"We saw more of a reaction from the public when we went to Capitol than the one that we felt," Paul Banks says via phone from New York. "Not a big deal for us to try and shoot for the moon with a major at that point in our career. [Now,] it's like going back to old friends; it's going back to a business that we like and respect."
Interpol had consisted of the same four gents for the past ten years (Greg Drudy was the drummer before Fogarino joined in 2000), so it proved to be a much larger challenge to handle Dengler's resignation after the recording of the new album, due out in September. "We were wondering, 'Do we just bury it now?' " Banks says. "We had to go promote the record. We're all aware that [Carlos is] an iconic presence on the stage and in person."
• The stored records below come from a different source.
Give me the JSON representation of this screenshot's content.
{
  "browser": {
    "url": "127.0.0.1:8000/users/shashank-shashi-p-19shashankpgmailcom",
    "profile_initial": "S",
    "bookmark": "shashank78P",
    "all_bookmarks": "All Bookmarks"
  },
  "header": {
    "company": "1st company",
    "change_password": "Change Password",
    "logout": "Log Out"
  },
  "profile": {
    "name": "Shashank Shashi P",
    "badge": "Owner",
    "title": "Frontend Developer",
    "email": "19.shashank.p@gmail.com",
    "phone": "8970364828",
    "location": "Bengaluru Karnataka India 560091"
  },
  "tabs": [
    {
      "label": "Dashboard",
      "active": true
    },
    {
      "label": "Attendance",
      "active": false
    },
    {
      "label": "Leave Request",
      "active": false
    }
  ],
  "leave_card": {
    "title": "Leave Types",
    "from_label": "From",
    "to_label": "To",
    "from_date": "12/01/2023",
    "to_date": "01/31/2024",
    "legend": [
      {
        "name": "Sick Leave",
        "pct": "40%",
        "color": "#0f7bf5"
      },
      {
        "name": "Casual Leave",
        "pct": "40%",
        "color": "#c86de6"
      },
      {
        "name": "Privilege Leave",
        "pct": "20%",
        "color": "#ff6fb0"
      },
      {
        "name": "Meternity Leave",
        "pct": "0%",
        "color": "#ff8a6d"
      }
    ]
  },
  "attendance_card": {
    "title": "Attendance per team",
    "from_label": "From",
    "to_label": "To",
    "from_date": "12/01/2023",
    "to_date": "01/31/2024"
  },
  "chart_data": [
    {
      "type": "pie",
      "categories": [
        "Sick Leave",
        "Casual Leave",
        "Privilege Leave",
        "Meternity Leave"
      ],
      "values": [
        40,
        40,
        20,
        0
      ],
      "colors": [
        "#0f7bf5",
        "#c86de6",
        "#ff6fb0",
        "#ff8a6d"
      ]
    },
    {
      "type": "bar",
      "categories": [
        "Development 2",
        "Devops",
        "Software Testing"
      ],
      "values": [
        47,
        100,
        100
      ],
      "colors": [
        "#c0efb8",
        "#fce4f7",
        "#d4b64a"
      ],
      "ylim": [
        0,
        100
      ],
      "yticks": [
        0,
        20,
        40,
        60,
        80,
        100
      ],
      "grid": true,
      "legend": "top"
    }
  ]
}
An icon of a different sort came into the picture soon after in the form of new touring bassist Dave Pajo, best-known as guitarist for the Louisville postrock pioneers Slint (the band also added the Secret Machines' keyboardist Brandon Curtis for touring). Fogarino confirms that the rest of the band "geeked out" at the prospect of performing alongside a hero like Pajo. "I always thought that Carlos' bass lines were the most intricate thing to an Interpol song," he says. "It only makes sense that the guitar player from Slint has the ability to articulate those bass lines just as well as Carlos did. It's a little scary at times."
Interpol's initial plan for touring this year was to play some solo dates with the shoegaze trio Twin Tigers from Athens, Georgia, and open for U2 on its 360 Tour (including a stop locally at Sun Life Stadium), but Bono's bad back forced a different plan of attack. More than the band's inconvenience, Fogarino's recollection is of the public's response when U2's tour was canceled, which he calls crass. "You should go have back surgery and then talk about it," he says with frustration. "Just because he's a household name and this big rock star doesn't mean he's not going to suffer as a human being... Things realigned; here we are."
Since Interpol's headlining trek began in July, about four songs each night are pulled from the new batch — generally "Success," "Summer Well," "Lights," and "Barricade." "There's a lot of good shit happening there with orchestration behind the tracks," Banks says of the Interpol LP. "There are parts, our hooks, that are really subtle. I've thought you have to listen to the record five times before it's going to get you."
The live offerings representing the album, which was mixed by Alan Moulder (Depeche Mode, My Bloody Valentine, Nine Inch Nails), are its most accessible. All of ten seconds of curtain time is required to expose Kessler's ominous guitar progression on "Lights," and Fogarino's precision stick work launching the cavalcade that is "Barricade" is a reminder of what got everyone constantly checking their "PDA" eight years ago.
More complex new material like "Always Malaise (The Man I Am)," based upon a piano part by Kessler and orchestral dollops by Dengler, brings out the side of Interpol that has less to do with one runaway riff and is more like a lens slowly coming into focus. Aside from Moulder's mix ramping up the atmospheric tension, he turned Banks' vocals into a glistening hood ornament of this sleek, expensive sedan of an album. "Typically, I wouldn't let my vocals be that clean and up front, but it's Alan Moulder and it's cool," Banks admits. Still, this release won't stop detractors from labeling the guys as a bunch of hyperserious dudes in well-tailored suits grasping at darkness.